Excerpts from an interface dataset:
———

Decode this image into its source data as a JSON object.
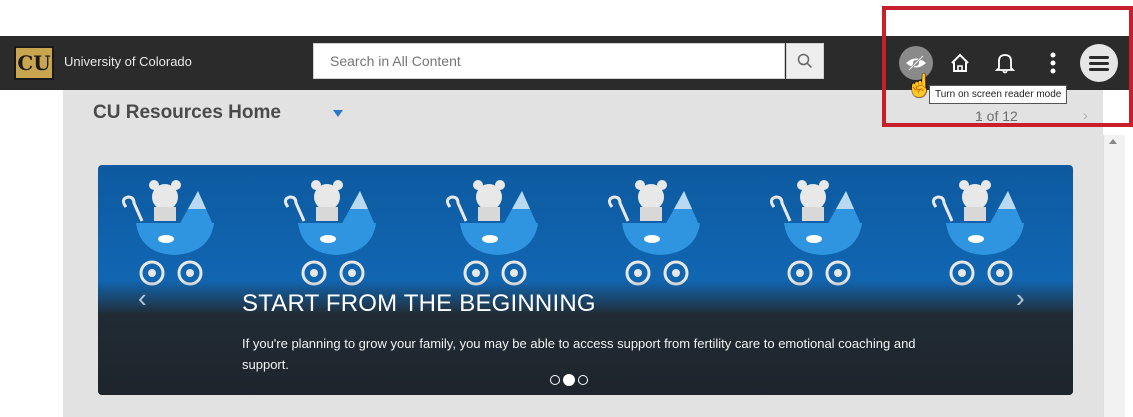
{
  "header": {
    "logo_text": "CU",
    "org_name": "University of Colorado",
    "search_placeholder": "Search in All Content",
    "tooltip": "Turn on screen reader mode",
    "icons": [
      "search-icon",
      "eye-slash-icon",
      "home-icon",
      "bell-icon",
      "more-vertical-icon",
      "hamburger-menu-icon"
    ]
  },
  "page": {
    "title": "CU Resources Home",
    "pager": "1 of 12"
  },
  "banner": {
    "title": "START FROM THE BEGINNING",
    "text": "If you're planning to grow your family, you may be able to access support from fertility care to emotional coaching and support.",
    "slide_count": 3,
    "active_slide": 2
  },
  "colors": {
    "topbar": "#2b2b2b",
    "banner_blue": "#1572c4",
    "highlight_red": "#c8202a",
    "accent_blue": "#2a78c8"
  }
}
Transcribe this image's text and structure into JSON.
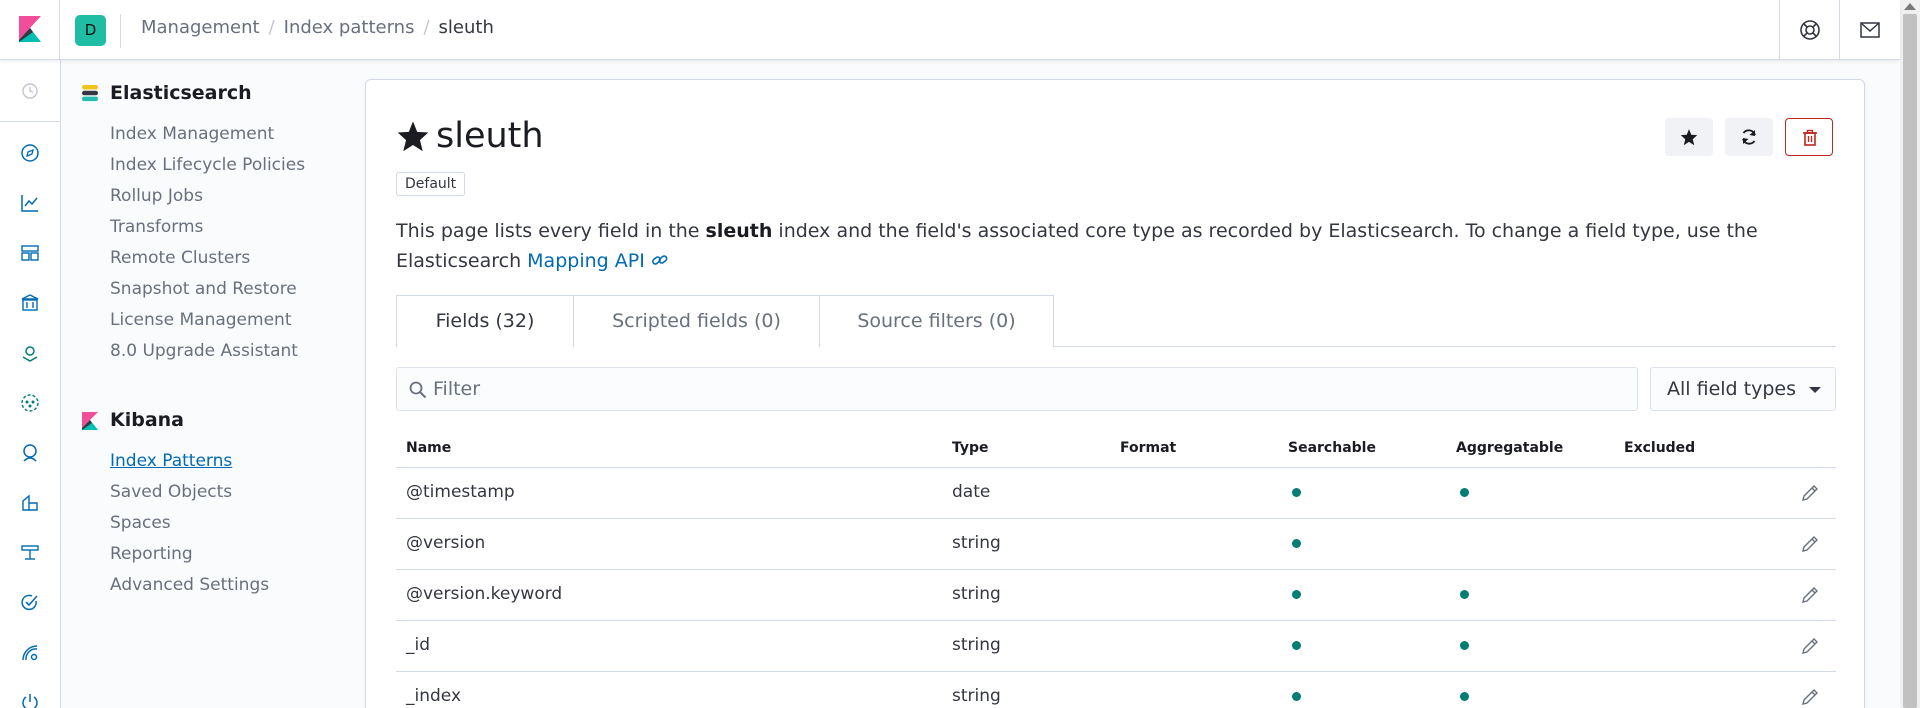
{
  "header": {
    "space_initial": "D",
    "breadcrumbs": [
      "Management",
      "Index patterns",
      "sleuth"
    ],
    "separator": "/"
  },
  "sidenav": {
    "elasticsearch": {
      "title": "Elasticsearch",
      "items": [
        "Index Management",
        "Index Lifecycle Policies",
        "Rollup Jobs",
        "Transforms",
        "Remote Clusters",
        "Snapshot and Restore",
        "License Management",
        "8.0 Upgrade Assistant"
      ]
    },
    "kibana": {
      "title": "Kibana",
      "items": [
        "Index Patterns",
        "Saved Objects",
        "Spaces",
        "Reporting",
        "Advanced Settings"
      ],
      "active_index": 0
    }
  },
  "page": {
    "title": "sleuth",
    "badge": "Default",
    "description_prefix": "This page lists every field in the ",
    "description_bold": "sleuth",
    "description_middle": " index and the field's associated core type as recorded by Elasticsearch. To change a field type, use the Elasticsearch ",
    "description_link": "Mapping API"
  },
  "tabs": [
    {
      "label": "Fields (32)",
      "selected": true
    },
    {
      "label": "Scripted fields (0)",
      "selected": false
    },
    {
      "label": "Source filters (0)",
      "selected": false
    }
  ],
  "filter": {
    "placeholder": "Filter",
    "type_select": "All field types"
  },
  "table": {
    "columns": [
      "Name",
      "Type",
      "Format",
      "Searchable",
      "Aggregatable",
      "Excluded"
    ],
    "rows": [
      {
        "name": "@timestamp",
        "type": "date",
        "format": "",
        "searchable": true,
        "aggregatable": true,
        "excluded": false
      },
      {
        "name": "@version",
        "type": "string",
        "format": "",
        "searchable": true,
        "aggregatable": false,
        "excluded": false
      },
      {
        "name": "@version.keyword",
        "type": "string",
        "format": "",
        "searchable": true,
        "aggregatable": true,
        "excluded": false
      },
      {
        "name": "_id",
        "type": "string",
        "format": "",
        "searchable": true,
        "aggregatable": true,
        "excluded": false
      },
      {
        "name": "_index",
        "type": "string",
        "format": "",
        "searchable": true,
        "aggregatable": true,
        "excluded": false
      }
    ]
  },
  "colors": {
    "accent": "#006bb4",
    "avatar": "#20bda5",
    "dot": "#017d73",
    "danger": "#bd271e"
  },
  "icons": {
    "rail": [
      "compass-icon",
      "visualize-icon",
      "dashboard-icon",
      "canvas-icon",
      "maps-icon",
      "ml-icon",
      "siem-icon",
      "apm-icon",
      "infrastructure-icon",
      "uptime-icon",
      "monitoring-icon",
      "dev-tools-icon"
    ]
  }
}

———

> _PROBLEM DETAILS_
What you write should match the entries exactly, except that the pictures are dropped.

> _ANSWER TO THIS TASK_
Decode this image into its source data as a JSON object.
{
  "header": {
    "logo_text": "CU",
    "org_name": "University of Colorado",
    "search_placeholder": "Search in All Content",
    "tooltip": "Turn on screen reader mode",
    "icons": [
      "search-icon",
      "eye-slash-icon",
      "home-icon",
      "bell-icon",
      "more-vertical-icon",
      "hamburger-menu-icon"
    ]
  },
  "page": {
    "title": "CU Resources Home",
    "pager": "1 of 12"
  },
  "banner": {
    "title": "START FROM THE BEGINNING",
    "text": "If you're planning to grow your family, you may be able to access support from fertility care to emotional coaching and support.",
    "slide_count": 3,
    "active_slide": 2
  },
  "colors": {
    "topbar": "#2b2b2b",
    "banner_blue": "#1572c4",
    "highlight_red": "#c8202a",
    "accent_blue": "#2a78c8"
  }
}
Transcribe this image's text and structure into JSON.
{
  "header": {
    "space_initial": "D",
    "breadcrumbs": [
      "Management",
      "Index patterns",
      "sleuth"
    ],
    "separator": "/"
  },
  "sidenav": {
    "elasticsearch": {
      "title": "Elasticsearch",
      "items": [
        "Index Management",
        "Index Lifecycle Policies",
        "Rollup Jobs",
        "Transforms",
        "Remote Clusters",
        "Snapshot and Restore",
        "License Management",
        "8.0 Upgrade Assistant"
      ]
    },
    "kibana": {
      "title": "Kibana",
      "items": [
        "Index Patterns",
        "Saved Objects",
        "Spaces",
        "Reporting",
        "Advanced Settings"
      ],
      "active_index": 0
    }
  },
  "page": {
    "title": "sleuth",
    "badge": "Default",
    "description_prefix": "This page lists every field in the ",
    "description_bold": "sleuth",
    "description_middle": " index and the field's associated core type as recorded by Elasticsearch. To change a field type, use the Elasticsearch ",
    "description_link": "Mapping API"
  },
  "tabs": [
    {
      "label": "Fields (32)",
      "selected": true
    },
    {
      "label": "Scripted fields (0)",
      "selected": false
    },
    {
      "label": "Source filters (0)",
      "selected": false
    }
  ],
  "filter": {
    "placeholder": "Filter",
    "type_select": "All field types"
  },
  "table": {
    "columns": [
      "Name",
      "Type",
      "Format",
      "Searchable",
      "Aggregatable",
      "Excluded"
    ],
    "rows": [
      {
        "name": "@timestamp",
        "type": "date",
        "format": "",
        "searchable": true,
        "aggregatable": true,
        "excluded": false
      },
      {
        "name": "@version",
        "type": "string",
        "format": "",
        "searchable": true,
        "aggregatable": false,
        "excluded": false
      },
      {
        "name": "@version.keyword",
        "type": "string",
        "format": "",
        "searchable": true,
        "aggregatable": true,
        "excluded": false
      },
      {
        "name": "_id",
        "type": "string",
        "format": "",
        "searchable": true,
        "aggregatable": true,
        "excluded": false
      },
      {
        "name": "_index",
        "type": "string",
        "format": "",
        "searchable": true,
        "aggregatable": true,
        "excluded": false
      }
    ]
  },
  "colors": {
    "accent": "#006bb4",
    "avatar": "#20bda5",
    "dot": "#017d73",
    "danger": "#bd271e"
  },
  "icons": {
    "rail": [
      "compass-icon",
      "visualize-icon",
      "dashboard-icon",
      "canvas-icon",
      "maps-icon",
      "ml-icon",
      "siem-icon",
      "apm-icon",
      "infrastructure-icon",
      "uptime-icon",
      "monitoring-icon",
      "dev-tools-icon"
    ]
  }
}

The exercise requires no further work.